Read through the data, and wherever a line holds the word "name", write that line out.

# Extracted data entries

........

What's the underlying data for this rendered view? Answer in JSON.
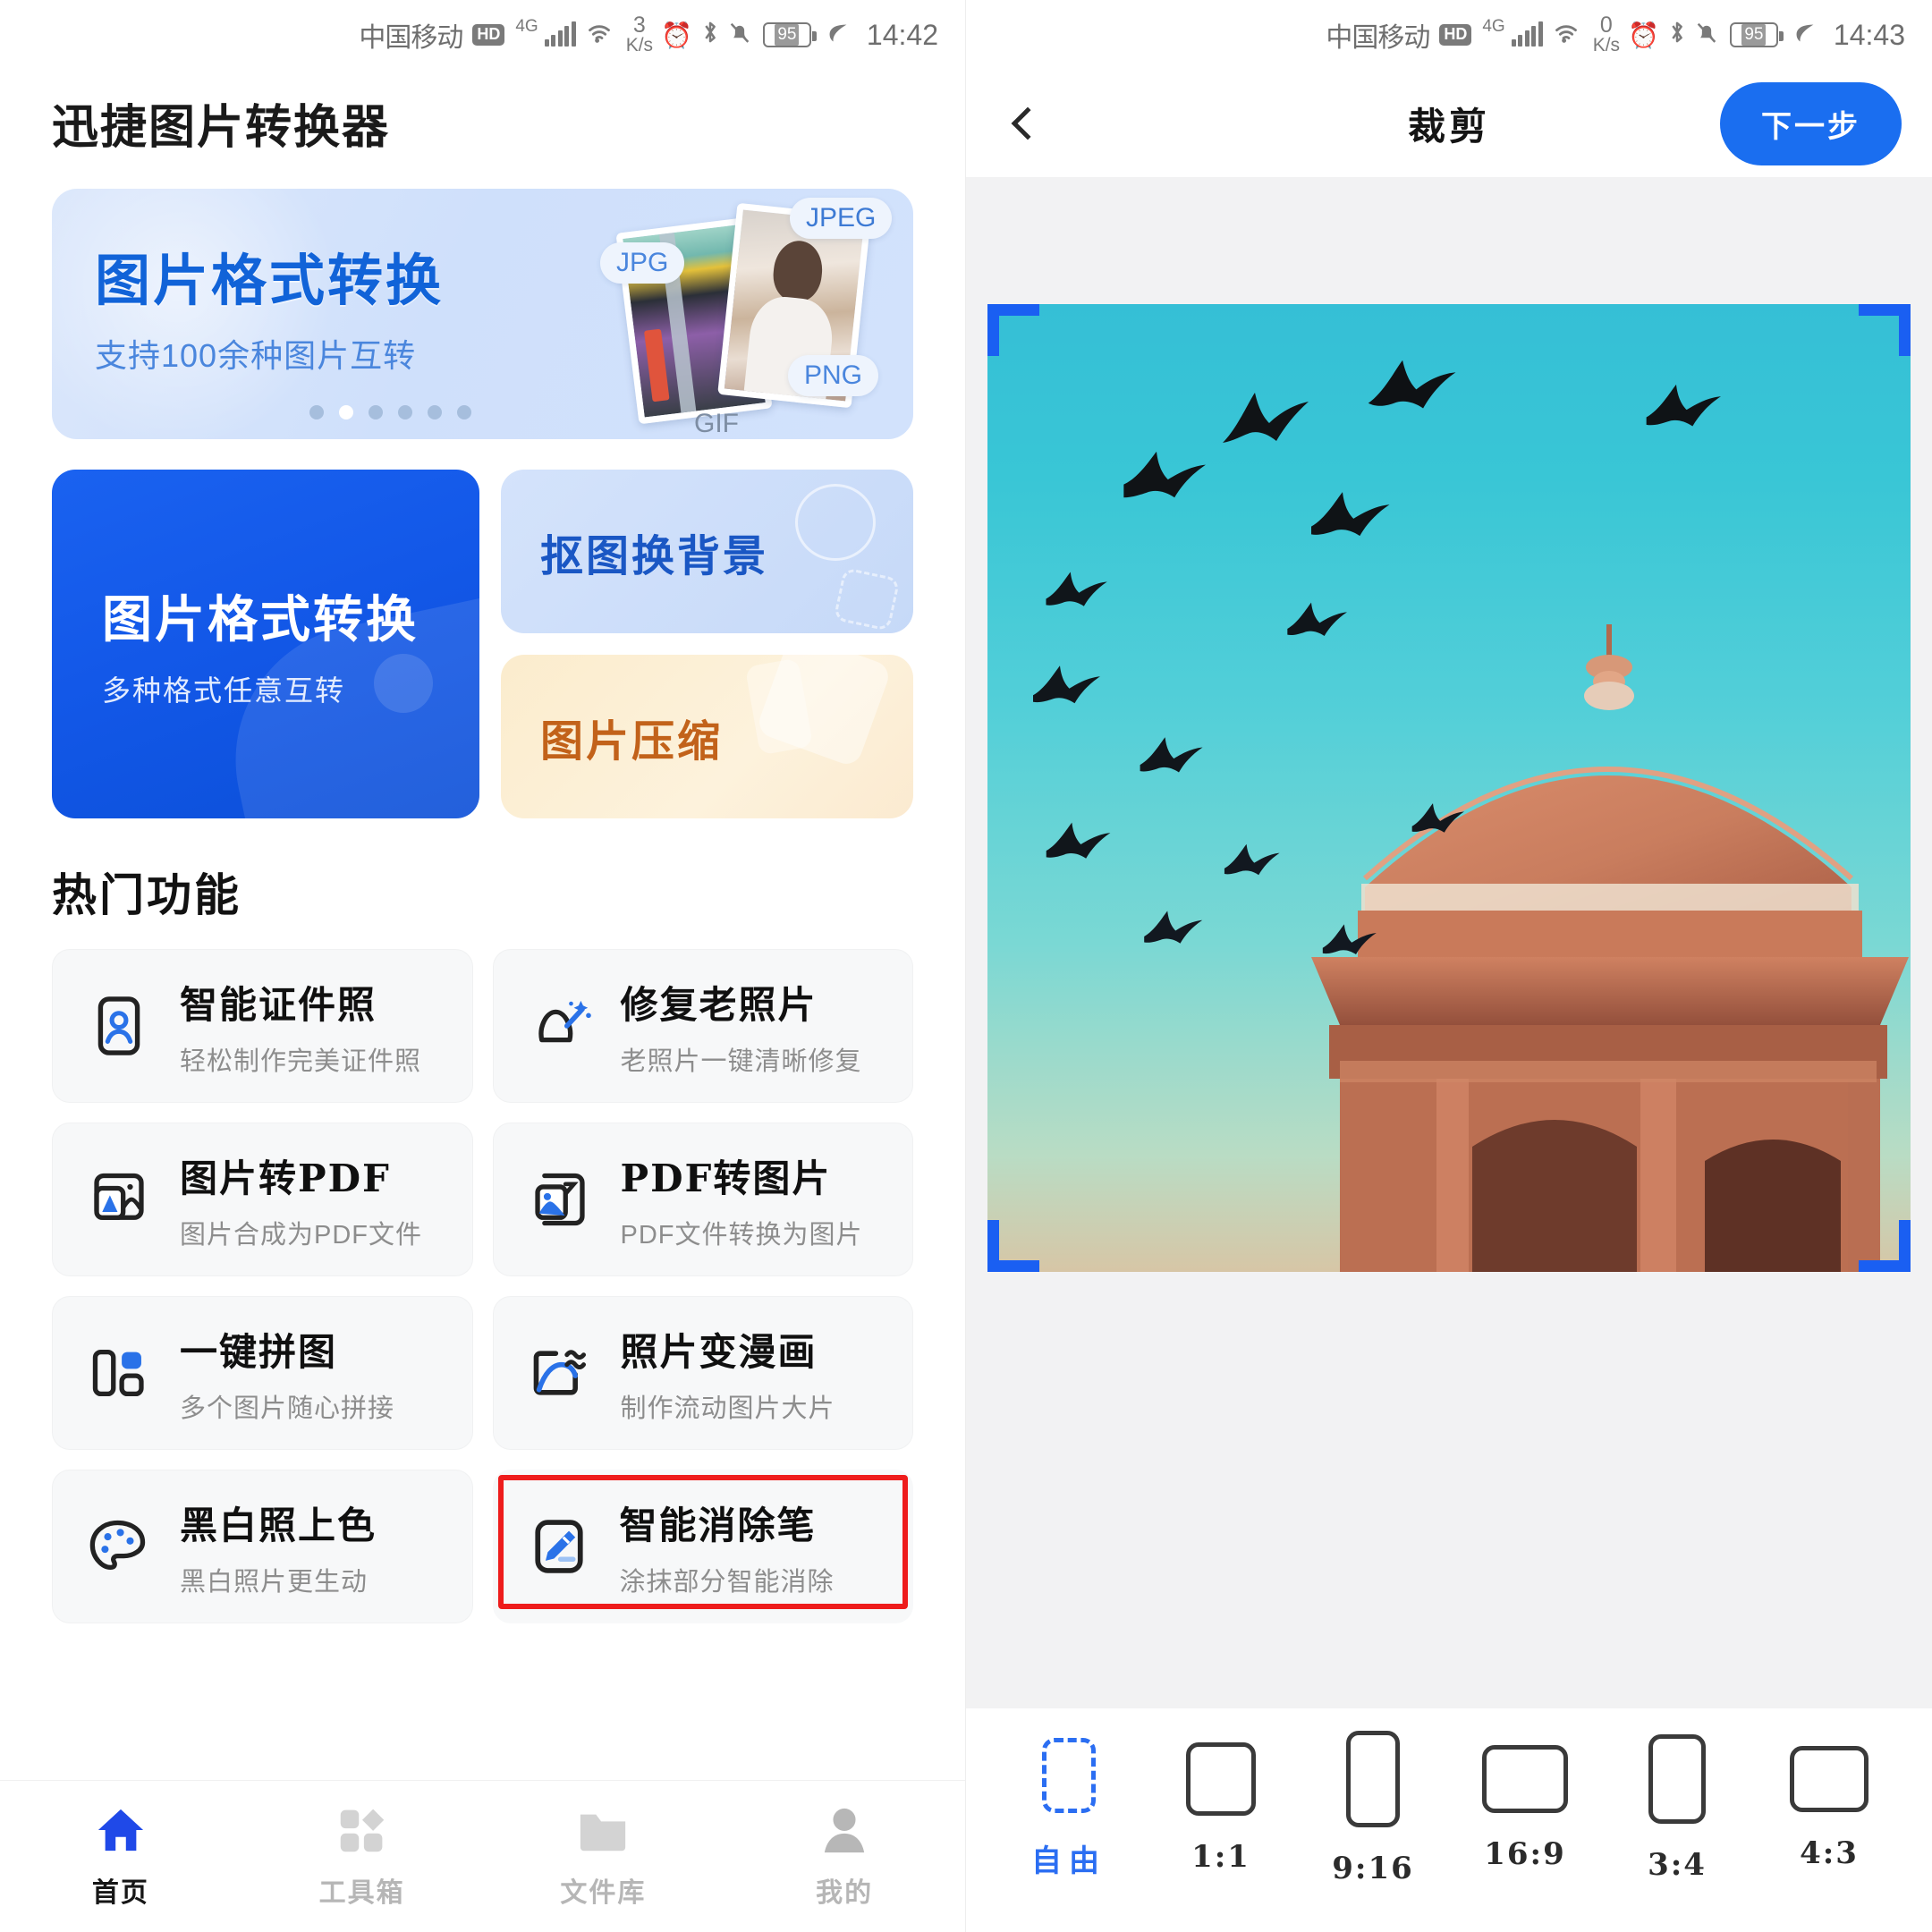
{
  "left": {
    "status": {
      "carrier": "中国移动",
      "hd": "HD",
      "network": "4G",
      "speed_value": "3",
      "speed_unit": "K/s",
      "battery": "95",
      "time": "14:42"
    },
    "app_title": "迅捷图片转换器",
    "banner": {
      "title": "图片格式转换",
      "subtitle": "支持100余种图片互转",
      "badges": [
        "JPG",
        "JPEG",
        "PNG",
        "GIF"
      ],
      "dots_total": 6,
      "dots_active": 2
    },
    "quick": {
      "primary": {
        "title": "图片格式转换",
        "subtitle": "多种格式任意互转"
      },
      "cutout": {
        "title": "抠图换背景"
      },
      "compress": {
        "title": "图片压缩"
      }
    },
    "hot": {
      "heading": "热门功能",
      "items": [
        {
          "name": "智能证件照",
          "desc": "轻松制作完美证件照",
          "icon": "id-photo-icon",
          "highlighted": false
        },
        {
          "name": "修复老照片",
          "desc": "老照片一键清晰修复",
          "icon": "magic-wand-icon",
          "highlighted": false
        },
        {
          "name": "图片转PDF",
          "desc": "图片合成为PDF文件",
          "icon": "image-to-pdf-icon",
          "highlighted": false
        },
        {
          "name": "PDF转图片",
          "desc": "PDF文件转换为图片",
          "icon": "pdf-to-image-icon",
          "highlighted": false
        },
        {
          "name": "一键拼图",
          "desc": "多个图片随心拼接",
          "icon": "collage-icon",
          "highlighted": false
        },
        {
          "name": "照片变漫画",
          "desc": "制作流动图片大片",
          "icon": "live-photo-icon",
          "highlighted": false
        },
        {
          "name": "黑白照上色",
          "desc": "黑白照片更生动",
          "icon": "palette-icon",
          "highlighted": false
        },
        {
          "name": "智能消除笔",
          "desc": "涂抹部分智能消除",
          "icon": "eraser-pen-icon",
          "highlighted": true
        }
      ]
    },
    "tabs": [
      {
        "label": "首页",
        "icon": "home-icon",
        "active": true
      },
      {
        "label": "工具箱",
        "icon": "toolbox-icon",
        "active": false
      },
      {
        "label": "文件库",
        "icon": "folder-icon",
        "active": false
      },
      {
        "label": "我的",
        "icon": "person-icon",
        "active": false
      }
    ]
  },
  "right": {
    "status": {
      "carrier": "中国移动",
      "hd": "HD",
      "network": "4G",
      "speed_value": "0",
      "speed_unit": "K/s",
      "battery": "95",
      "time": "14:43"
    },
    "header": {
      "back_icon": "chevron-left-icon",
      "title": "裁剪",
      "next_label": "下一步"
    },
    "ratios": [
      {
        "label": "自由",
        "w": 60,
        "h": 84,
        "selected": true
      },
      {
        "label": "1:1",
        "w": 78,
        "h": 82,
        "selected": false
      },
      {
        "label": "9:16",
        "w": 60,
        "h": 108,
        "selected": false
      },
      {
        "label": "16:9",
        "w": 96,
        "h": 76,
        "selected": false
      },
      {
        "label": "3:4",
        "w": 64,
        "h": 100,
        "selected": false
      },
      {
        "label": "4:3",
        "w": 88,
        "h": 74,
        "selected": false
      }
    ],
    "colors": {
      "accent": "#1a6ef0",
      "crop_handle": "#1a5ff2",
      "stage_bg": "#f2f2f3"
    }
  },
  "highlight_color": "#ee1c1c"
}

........

# RESULT OF THE EXERCISE
          "name": "智能证件照",
          "name": "修复老照片",
          "name": "图片转PDF",
          "name": "PDF转图片",
          "name": "一键拼图",
          "name": "照片变漫画",
          "name": "黑白照上色",
          "name": "智能消除笔",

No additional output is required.